“Perhaps the juxtaposition of what I had known and what I lived, underlined the importance of family for me,” says Butler, who married her husband of 26 years soon after arriving in Miami. Although she has spent much of the past two decades raising three children, she says she never remembers a time when she didn’t know that she would go back to school. To work as a family therapist was always her goal.
While studying first as a master’s candidate at Nova Southeastern University then for her doctorate at Barry, Butler was “concerned about the lack of viable treatment models for very young children.” She also wanted to develop an approach that accommodated the multicultural issues that she felt had been largely ignored or misinterpreted by the therapeutic community in general.
Since narrative therapy requires less direct input from the therapist, Butler notes, multicultural wires are much less likely to get crossed: “It asks the clients, with minimal interference from the therapist, to identify what is already working in their lives.”
There is always the danger,” Guterman adds, of a therapist “layering another set of cultural expectations on top of the client and thus interfering with the healing process.” The therapeutic literature is only beginning to acknowledge these issues, he notes, all of which makes the insights from communities like South Florida so important.
Banishing white angels (and other demons) from the dinner table
Although Butler may feel her special calling is working with very young children, she is also interested in the potential of narrative therapy for teens. “She especially enjoyed working with many of our most complicated cases,” says Elizabeth Johnson L.M.F.T., who supervised Butler during her internship at Steps, a Broward outpatient program at Memorial Regional Hospital.
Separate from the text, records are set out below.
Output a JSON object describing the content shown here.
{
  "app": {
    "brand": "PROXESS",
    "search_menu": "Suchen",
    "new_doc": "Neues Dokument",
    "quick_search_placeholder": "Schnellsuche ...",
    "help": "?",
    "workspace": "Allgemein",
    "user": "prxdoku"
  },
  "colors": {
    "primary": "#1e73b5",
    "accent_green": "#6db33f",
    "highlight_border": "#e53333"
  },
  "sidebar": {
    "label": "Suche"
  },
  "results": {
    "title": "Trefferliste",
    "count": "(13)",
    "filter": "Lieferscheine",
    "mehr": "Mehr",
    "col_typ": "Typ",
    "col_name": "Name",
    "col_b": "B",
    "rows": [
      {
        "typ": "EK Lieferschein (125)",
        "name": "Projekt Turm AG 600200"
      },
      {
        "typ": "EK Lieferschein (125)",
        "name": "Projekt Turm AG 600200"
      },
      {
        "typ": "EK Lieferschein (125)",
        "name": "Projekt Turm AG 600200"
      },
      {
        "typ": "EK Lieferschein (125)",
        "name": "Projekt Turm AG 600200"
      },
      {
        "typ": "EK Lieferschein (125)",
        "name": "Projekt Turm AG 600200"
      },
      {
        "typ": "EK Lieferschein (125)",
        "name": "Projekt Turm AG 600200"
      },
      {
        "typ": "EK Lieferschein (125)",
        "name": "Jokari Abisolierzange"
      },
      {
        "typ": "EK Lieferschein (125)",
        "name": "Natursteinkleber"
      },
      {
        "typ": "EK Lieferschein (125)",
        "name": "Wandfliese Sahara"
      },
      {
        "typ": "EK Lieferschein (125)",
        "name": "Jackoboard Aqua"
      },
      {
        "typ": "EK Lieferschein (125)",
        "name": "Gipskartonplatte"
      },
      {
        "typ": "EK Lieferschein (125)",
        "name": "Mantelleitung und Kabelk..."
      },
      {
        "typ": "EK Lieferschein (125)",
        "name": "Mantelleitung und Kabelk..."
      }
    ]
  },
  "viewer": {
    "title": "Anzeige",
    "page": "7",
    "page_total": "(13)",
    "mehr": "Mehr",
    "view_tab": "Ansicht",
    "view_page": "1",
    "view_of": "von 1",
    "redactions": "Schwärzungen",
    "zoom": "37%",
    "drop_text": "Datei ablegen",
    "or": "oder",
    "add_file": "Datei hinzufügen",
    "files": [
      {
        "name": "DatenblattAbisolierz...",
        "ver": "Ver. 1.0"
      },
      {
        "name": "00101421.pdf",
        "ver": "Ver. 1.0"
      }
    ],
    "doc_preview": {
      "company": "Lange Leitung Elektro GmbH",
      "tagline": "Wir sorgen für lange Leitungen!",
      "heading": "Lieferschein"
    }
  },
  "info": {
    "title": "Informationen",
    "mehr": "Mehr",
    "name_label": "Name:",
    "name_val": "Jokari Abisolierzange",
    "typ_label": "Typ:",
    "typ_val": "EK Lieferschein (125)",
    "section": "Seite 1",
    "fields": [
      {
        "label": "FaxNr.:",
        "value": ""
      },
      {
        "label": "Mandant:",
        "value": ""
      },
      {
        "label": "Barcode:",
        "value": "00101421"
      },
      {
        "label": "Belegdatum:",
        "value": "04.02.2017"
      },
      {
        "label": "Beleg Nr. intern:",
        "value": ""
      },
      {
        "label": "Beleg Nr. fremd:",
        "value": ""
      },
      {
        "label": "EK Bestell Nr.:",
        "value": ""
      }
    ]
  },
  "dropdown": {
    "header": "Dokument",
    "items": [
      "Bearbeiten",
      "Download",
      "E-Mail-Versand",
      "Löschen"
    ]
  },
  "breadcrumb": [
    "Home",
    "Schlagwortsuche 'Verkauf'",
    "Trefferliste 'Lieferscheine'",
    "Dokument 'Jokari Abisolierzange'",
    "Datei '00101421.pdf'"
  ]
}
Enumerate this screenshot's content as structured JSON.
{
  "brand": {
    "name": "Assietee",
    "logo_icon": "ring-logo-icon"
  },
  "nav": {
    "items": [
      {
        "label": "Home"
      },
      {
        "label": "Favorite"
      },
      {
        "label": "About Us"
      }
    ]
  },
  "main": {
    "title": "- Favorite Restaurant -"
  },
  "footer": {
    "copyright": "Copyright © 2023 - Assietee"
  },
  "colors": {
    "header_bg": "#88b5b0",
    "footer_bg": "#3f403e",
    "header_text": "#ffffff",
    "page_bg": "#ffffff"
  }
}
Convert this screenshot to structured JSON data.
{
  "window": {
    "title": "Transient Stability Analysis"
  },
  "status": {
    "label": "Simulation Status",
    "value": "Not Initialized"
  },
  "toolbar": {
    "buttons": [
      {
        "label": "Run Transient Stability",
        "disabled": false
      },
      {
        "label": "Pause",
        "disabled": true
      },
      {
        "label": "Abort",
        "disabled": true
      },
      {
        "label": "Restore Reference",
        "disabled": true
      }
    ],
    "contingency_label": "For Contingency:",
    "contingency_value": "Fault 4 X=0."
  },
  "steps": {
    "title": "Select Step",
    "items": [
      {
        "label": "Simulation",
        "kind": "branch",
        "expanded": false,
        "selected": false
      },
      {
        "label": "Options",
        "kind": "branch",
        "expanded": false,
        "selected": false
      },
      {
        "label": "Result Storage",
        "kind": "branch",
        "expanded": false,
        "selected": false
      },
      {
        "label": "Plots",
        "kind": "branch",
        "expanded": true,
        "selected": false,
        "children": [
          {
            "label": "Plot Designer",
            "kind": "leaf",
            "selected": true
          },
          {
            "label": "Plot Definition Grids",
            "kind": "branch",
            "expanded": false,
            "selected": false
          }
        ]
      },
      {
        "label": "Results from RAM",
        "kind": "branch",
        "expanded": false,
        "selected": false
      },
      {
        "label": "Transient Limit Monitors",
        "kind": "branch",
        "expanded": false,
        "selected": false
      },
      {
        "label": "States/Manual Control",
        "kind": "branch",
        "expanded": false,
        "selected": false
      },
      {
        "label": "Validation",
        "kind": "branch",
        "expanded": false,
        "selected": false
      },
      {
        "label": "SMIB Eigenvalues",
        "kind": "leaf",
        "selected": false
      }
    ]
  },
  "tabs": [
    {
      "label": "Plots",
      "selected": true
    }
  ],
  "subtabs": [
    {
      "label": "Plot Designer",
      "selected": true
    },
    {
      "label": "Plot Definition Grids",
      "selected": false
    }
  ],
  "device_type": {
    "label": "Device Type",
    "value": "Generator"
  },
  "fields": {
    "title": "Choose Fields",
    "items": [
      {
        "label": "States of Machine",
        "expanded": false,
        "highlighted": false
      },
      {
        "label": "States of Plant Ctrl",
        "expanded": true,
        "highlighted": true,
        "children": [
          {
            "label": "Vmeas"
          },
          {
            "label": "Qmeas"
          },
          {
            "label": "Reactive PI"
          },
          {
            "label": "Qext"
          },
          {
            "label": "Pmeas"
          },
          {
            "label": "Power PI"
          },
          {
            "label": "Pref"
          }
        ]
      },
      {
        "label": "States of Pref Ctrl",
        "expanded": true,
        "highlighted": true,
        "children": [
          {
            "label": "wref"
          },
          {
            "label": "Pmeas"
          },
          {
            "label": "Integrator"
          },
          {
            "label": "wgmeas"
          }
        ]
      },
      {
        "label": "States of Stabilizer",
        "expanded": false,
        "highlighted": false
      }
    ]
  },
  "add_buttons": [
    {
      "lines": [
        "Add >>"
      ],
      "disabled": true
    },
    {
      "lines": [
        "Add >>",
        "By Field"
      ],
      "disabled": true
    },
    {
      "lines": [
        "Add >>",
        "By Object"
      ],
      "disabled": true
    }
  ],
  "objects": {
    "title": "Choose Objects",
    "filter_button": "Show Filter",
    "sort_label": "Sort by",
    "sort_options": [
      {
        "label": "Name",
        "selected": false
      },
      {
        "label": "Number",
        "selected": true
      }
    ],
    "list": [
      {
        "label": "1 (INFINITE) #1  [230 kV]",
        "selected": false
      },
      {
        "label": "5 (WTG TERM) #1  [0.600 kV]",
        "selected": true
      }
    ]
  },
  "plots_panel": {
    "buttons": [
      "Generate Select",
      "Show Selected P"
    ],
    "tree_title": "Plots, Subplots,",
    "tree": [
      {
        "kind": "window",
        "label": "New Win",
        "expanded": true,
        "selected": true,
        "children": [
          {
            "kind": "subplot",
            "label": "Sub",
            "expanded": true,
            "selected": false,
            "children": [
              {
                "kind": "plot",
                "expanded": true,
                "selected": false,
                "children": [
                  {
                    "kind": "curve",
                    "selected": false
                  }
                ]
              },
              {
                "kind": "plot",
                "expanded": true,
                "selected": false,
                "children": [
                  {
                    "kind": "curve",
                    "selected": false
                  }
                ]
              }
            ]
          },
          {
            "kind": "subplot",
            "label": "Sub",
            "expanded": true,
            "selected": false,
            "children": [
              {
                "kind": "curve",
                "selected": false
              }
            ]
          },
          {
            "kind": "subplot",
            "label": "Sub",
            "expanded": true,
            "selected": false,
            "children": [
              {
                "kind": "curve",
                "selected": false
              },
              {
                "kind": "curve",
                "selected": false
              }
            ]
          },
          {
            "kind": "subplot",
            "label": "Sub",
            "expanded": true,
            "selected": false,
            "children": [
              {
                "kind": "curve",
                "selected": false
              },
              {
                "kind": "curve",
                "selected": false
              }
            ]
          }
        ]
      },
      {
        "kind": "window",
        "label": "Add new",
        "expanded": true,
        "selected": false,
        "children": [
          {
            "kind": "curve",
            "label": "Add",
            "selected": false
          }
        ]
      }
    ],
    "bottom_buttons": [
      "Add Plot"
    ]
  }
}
Johnson cites a case in which Butler used narrative therapy to get a teenage girl to see herself as separate from the gang she was deeply involved with.
In fact, Butler now runs several groups for teens at Broward’s Gulf Coast Community Center. Sometimes the puppets come out, while other times she uses other strategies she has developed, such as, “Whose coming to dinner?”
In this exercise she asks the teens to draw an image of the “thing” that has brought them into therapy. She sees a lot of white angels, veiled references to cocaine. Butler then works with the teens until eventually she has them drawing, talking and imagining the white angel taking their place at the dinner table: “Oh look, there’s no room left for you anymore - nope, no room at all.” She pushes the paradigm even further. “You know that one dish that your mom makes just for you, the one you love more than anything, oops, gone. The angel is wolfing that down too.”
Butler says she has seen so much improvement in these kids that she is now writing about strategies to most effectively use narrative therapy in group work.
“I look around at all the kids,” she says. “I want to do what I can to stop the hurt.”